My answer will always be strength.
Don't get me wrong, cardiovascular conditioning is a huge part of health and performance, whether you are training for a marathon, a Physical Abilities Test (PAT), or are seeking to improve your health. However.... be strong first.
Part of the reason I recommend strength first is because of how long it takes your body to adapt to strength training demands. Initial changes in strength occur quickly, however most of these improvements are your nervous system becoming more efficient. This is usually accompanied by only a small change in body composition (i.e. increased muscle mass).
Even though changes in strength can occur quickly, many people plateau because of poor programming or not properly managing their intensity. (This can be prevented, or at least minimized, with proper progression and programming). This plateau usually occurs about 3 months into strength training.
Other changes associated with strength take much longer, and even up to several years, to develop. While your muscular strength will increase quickly, other adaptations including tendon, ligament and bone adaptations will take much longer to match your increase in strength.
For those of you who are training for a PAT, the bright side is that you can usually reach the level of strength you need to pass before you hit the plateau.
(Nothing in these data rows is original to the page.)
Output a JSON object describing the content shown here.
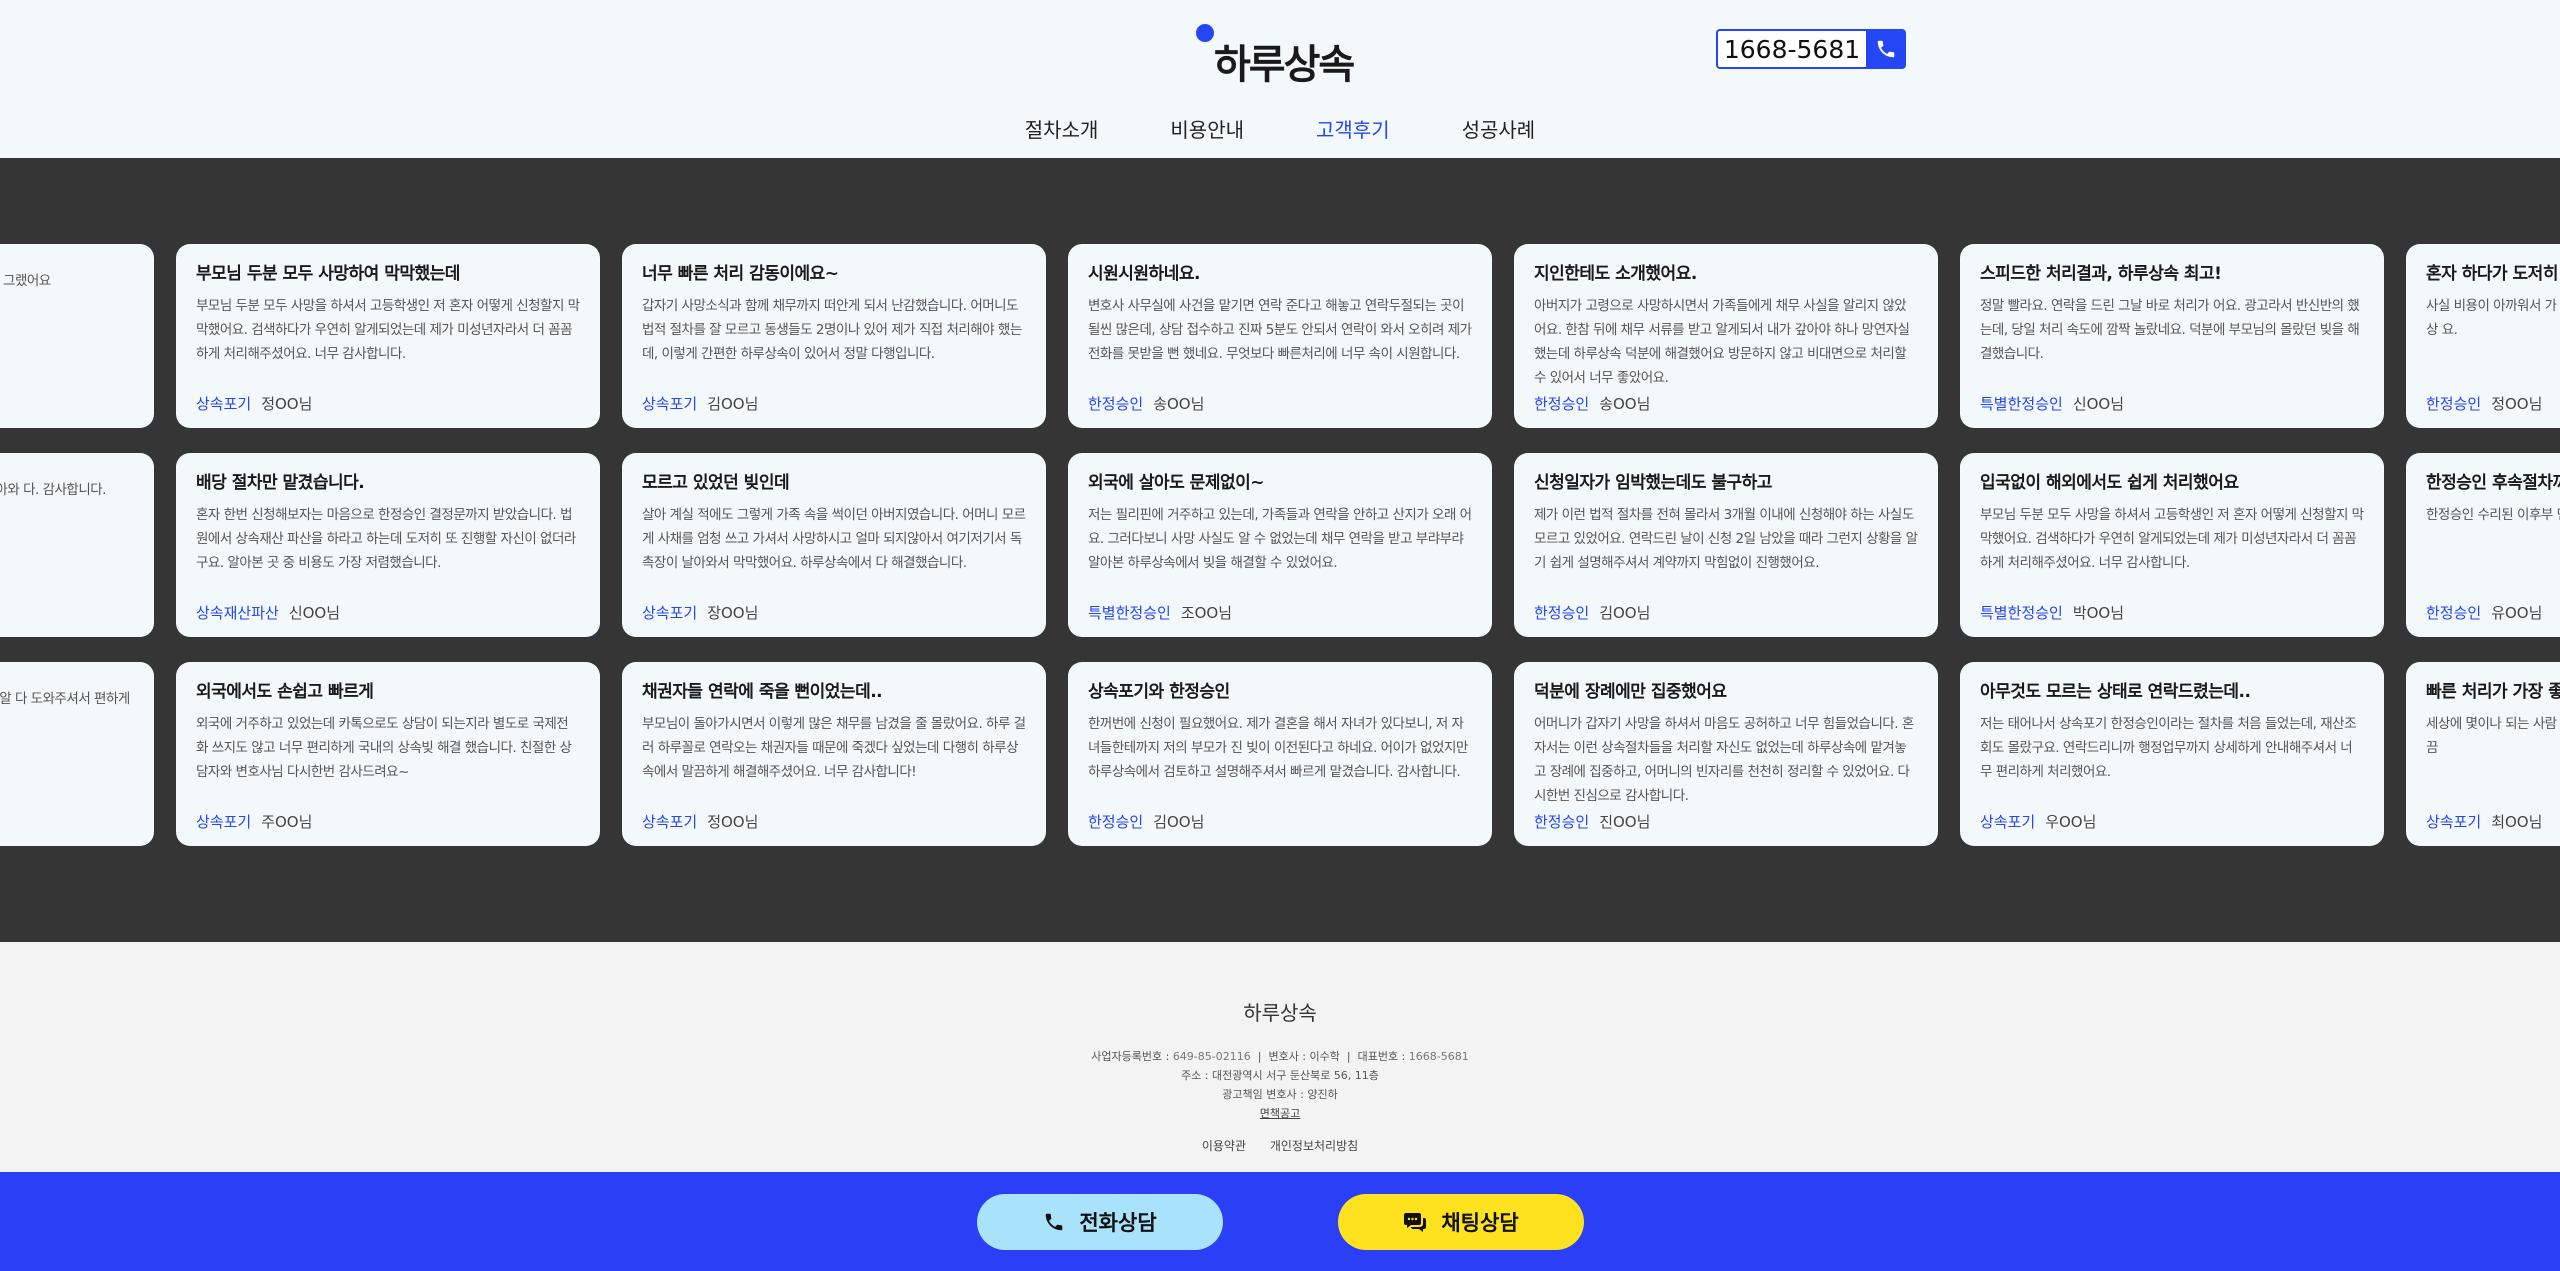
{
  "header": {
    "logo_text": "하루상속",
    "phone": "1668-5681",
    "nav": [
      "절차소개",
      "비용안내",
      "고객후기",
      "성공사례"
    ],
    "active_nav": 2
  },
  "colors": {
    "accent": "#2446f5",
    "band": "#353535",
    "cta_bar": "#2a3ff6",
    "call_btn": "#a9e3fb",
    "chat_btn": "#ffe21f"
  },
  "reviews": [
    [
      {
        "title": "",
        "body": "내려와서 막막해지더 인이었는데, 세상에 깔 엄 그랬어요",
        "tag": "",
        "name": ""
      },
      {
        "title": "부모님 두분 모두 사망하여 막막했는데",
        "body": "부모님 두분 모두 사망을 하셔서 고등학생인 저 혼자 어떻게 신청할지 막막했어요. 검색하다가 우연히 알게되었는데 제가 미성년자라서 더 꼼꼼하게 처리해주셨어요. 너무 감사합니다.",
        "tag": "상속포기",
        "name": "정OO님"
      },
      {
        "title": "너무 빠른 처리 감동이에요~",
        "body": "갑자기 사망소식과 함께 채무까지 떠안게 되서 난감했습니다. 어머니도 법적 절차를 잘 모르고 동생들도 2명이나 있어 제가 직접 처리해야 했는데, 이렇게 간편한 하루상속이 있어서 정말 다행입니다.",
        "tag": "상속포기",
        "name": "김OO님"
      },
      {
        "title": "시원시원하네요.",
        "body": "변호사 사무실에 사건을 맡기면 연락 준다고 해놓고 연락두절되는 곳이 될씬 많은데, 상담 접수하고 진짜 5분도 안되서 연락이 와서 오히려 제가 전화를 못받을 뻔 했네요. 무엇보다 빠른처리에 너무 속이 시원합니다.",
        "tag": "한정승인",
        "name": "송OO님"
      },
      {
        "title": "지인한테도 소개했어요.",
        "body": "아버지가 고령으로 사망하시면서 가족들에게 채무 사실을 알리지 않았어요. 한참 뒤에 채무 서류를 받고 알게되서 내가 갚아야 하나 망연자실 했는데 하루상속 덕분에 해결했어요 방문하지 않고 비대면으로 처리할 수 있어서 너무 좋았어요.",
        "tag": "한정승인",
        "name": "송OO님"
      },
      {
        "title": "스피드한 처리결과, 하루상속 최고!",
        "body": "정말 빨라요. 연락을 드린 그날 바로 처리가 어요. 광고라서 반신반의 했는데, 당일 처리 속도에 깜짝 놀랐네요. 덕분에 부모님의 몰랐던 빚을 해결했습니다.",
        "tag": "특별한정승인",
        "name": "신OO님"
      },
      {
        "title": "혼자 하다가 도저히 안되어서",
        "body": "사실 비용이 아까워서 가 명받아서 오갔는지 모르 그러다가 중간에 하루상 요.",
        "tag": "한정승인",
        "name": "정OO님"
      }
    ],
    [
      {
        "title": "",
        "body": "채무가 적었으면 어머니가 일찌리 대여금이 날아와 다. 감사합니다.",
        "tag": "",
        "name": ""
      },
      {
        "title": "배당 절차만 맡겼습니다.",
        "body": "혼자 한번 신청해보자는 마음으로 한정승인 결정문까지 받았습니다. 법원에서 상속재산 파산을 하라고 하는데 도저히 또 진행할 자신이 없더라구요. 알아본 곳 중 비용도 가장 저렴했습니다.",
        "tag": "상속재산파산",
        "name": "신OO님"
      },
      {
        "title": "모르고 있었던 빚인데",
        "body": "살아 계실 적에도 그렇게 가족 속을 썩이던 아버지였습니다. 어머니 모르게 사채를 엄청 쓰고 가셔서 사망하시고 얼마 되지않아서 여기저기서 독촉장이 날아와서 막막했어요. 하루상속에서 다 해결했습니다.",
        "tag": "상속포기",
        "name": "장OO님"
      },
      {
        "title": "외국에 살아도 문제없이~",
        "body": "저는 필리핀에 거주하고 있는데, 가족들과 연락을 안하고 산지가 오래 어요. 그러다보니 사망 사실도 알 수 없었는데 채무 연락을 받고 부랴부랴 알아본 하루상속에서 빚을 해결할 수 있었어요.",
        "tag": "특별한정승인",
        "name": "조OO님"
      },
      {
        "title": "신청일자가 임박했는데도 불구하고",
        "body": "제가 이런 법적 절차를 전혀 몰라서 3개월 이내에 신청해야 하는 사실도 모르고 있었어요. 연락드린 날이 신청 2일 남았을 때라 그런지 상황을 알기 쉽게 설명해주셔서 계약까지 막힘없이 진행했어요.",
        "tag": "한정승인",
        "name": "김OO님"
      },
      {
        "title": "입국없이 해외에서도 쉽게 처리했어요",
        "body": "부모님 두분 모두 사망을 하셔서 고등학생인 저 혼자 어떻게 신청할지 막막했어요. 검색하다가 우연히 알게되었는데 제가 미성년자라서 더 꼼꼼하게 처리해주셨어요. 너무 감사합니다.",
        "tag": "특별한정승인",
        "name": "박OO님"
      },
      {
        "title": "한정승인 후속절차까지",
        "body": "한정승인 수리된 이후부 면 그냥 한정승인 시작부 버렸네요.",
        "tag": "한정승인",
        "name": "유OO님"
      }
    ],
    [
      {
        "title": "",
        "body": "너무 슬퍼서 아무것도 할 추천으로 하루상속을 알 다 도와주셔서 편하게 동",
        "tag": "",
        "name": ""
      },
      {
        "title": "외국에서도 손쉽고 빠르게",
        "body": "외국에 거주하고 있었는데 카톡으로도 상담이 되는지라 별도로 국제전화 쓰지도 않고 너무 편리하게 국내의 상속빚 해결 했습니다. 친절한 상담자와 변호사님 다시한번 감사드려요~",
        "tag": "상속포기",
        "name": "주OO님"
      },
      {
        "title": "채권자들 연락에 죽을 뻔이었는데..",
        "body": "부모님이 돌아가시면서 이렇게 많은 채무를 남겼을 줄 몰랐어요. 하루 걸러 하루꼴로 연락오는 채권자들 때문에 죽겠다 싶었는데 다행히 하루상속에서 말끔하게 해결해주셨어요. 너무 감사합니다!",
        "tag": "상속포기",
        "name": "정OO님"
      },
      {
        "title": "상속포기와 한정승인",
        "body": "한꺼번에 신청이 필요했어요. 제가 결혼을 해서 자녀가 있다보니, 저 자녀들한테까지 저의 부모가 진 빚이 이전된다고 하네요. 어이가 없었지만 하루상속에서 검토하고 설명해주셔서 빠르게 맡겼습니다. 감사합니다.",
        "tag": "한정승인",
        "name": "김OO님"
      },
      {
        "title": "덕분에 장례에만 집중했어요",
        "body": "어머니가 갑자기 사망을 하셔서 마음도 공허하고 너무 힘들었습니다. 혼자서는 이런 상속절차들을 처리할 자신도 없었는데 하루상속에 맡겨놓고 장례에 집중하고, 어머니의 빈자리를 천천히 정리할 수 있었어요. 다시한번 진심으로 감사합니다.",
        "tag": "한정승인",
        "name": "진OO님"
      },
      {
        "title": "아무것도 모르는 상태로 연락드렸는데..",
        "body": "저는 태어나서 상속포기 한정승인이라는 절차를 처음 들었는데, 재산조회도 몰랐구요. 연락드리니까 행정업무까지 상세하게 안내해주셔서 너무 편리하게 처리했어요.",
        "tag": "상속포기",
        "name": "우OO님"
      },
      {
        "title": "빠른 처리가 가장 좋았",
        "body": "세상에 몇이나 되는 사람 라도 그건 싫죠. 채무를 리 덕분에 빚 문제를 깔끔",
        "tag": "상속포기",
        "name": "최OO님"
      }
    ]
  ],
  "footer": {
    "brand": "하루상속",
    "biz_label": "사업자등록번호 :",
    "biz_value": "649-85-02116",
    "lawyer": "변호사 : 이수학",
    "rep_label": "대표번호 :",
    "rep_value": "1668-5681",
    "address": "주소 : 대전광역시 서구 둔산북로 56, 11층",
    "ad_manager": "광고책임 변호사 : 양진하",
    "disclaimer": "면책공고",
    "terms": "이용약관",
    "privacy": "개인정보처리방침"
  },
  "cta": {
    "call_label": "전화상담",
    "chat_label": "채팅상담"
  }
}
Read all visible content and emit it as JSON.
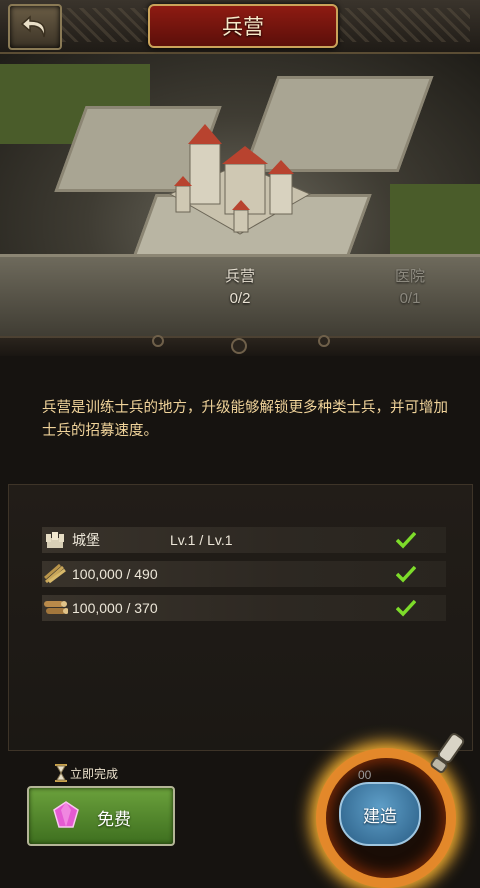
{
  "header": {
    "title": "兵营",
    "back_icon": "back-arrow-icon"
  },
  "scene": {
    "barracks": {
      "name": "兵营",
      "count": "0/2"
    },
    "hospital": {
      "name": "医院",
      "count": "0/1"
    }
  },
  "description": "兵营是训练士兵的地方，升级能够解锁更多种类士兵，并可增加士兵的招募速度。",
  "requirements": [
    {
      "icon": "castle-icon",
      "name": "城堡",
      "value": "Lv.1 / Lv.1",
      "met": true
    },
    {
      "icon": "wheat-icon",
      "name": "",
      "value": "100,000 / 490",
      "met": true
    },
    {
      "icon": "wood-logs-icon",
      "name": "",
      "value": "100,000 / 370",
      "met": true
    }
  ],
  "actions": {
    "instant_label": "立即完成",
    "free_label": "免费",
    "build_label": "建造",
    "timer_text": "00"
  },
  "colors": {
    "title_red": "#8e1b12",
    "desc_text": "#f0d39a",
    "check_green": "#7ddc2a",
    "free_green": "#6ba13c",
    "build_blue": "#2a5e86"
  }
}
But for those of you who are smaller in stature, and for many female Law Enforcement Candidates, it can take as long as 6 months or even a years worth of training. Take for example a woman who is 5'5" and 120 lbs. She is going to need to be able to Bench/Floor Press a much larger percentage of her weight than another who is 5'10" and 180 lbs.
Aerobic conditioning, on the other hand, can be trained very quickly. If you really push yourself (with a HUGE focus on recovery) you can reach an adequate fitness level (whether for health or the PAT) is little over a month of consistent training, starting from a moderate fitness level.
It is very rare that my answer to this question is conditioning. Human beings are wired to be aerobically fit, regardless of body composition. That is one of the reasons we respond so quickly to conditioning training.
Start with strength. You are never wrong when you increase your strength (CAUTION: when you increase your RELATIVE strength).
B.Kin, Canadian Society of Exercise Physiology CPT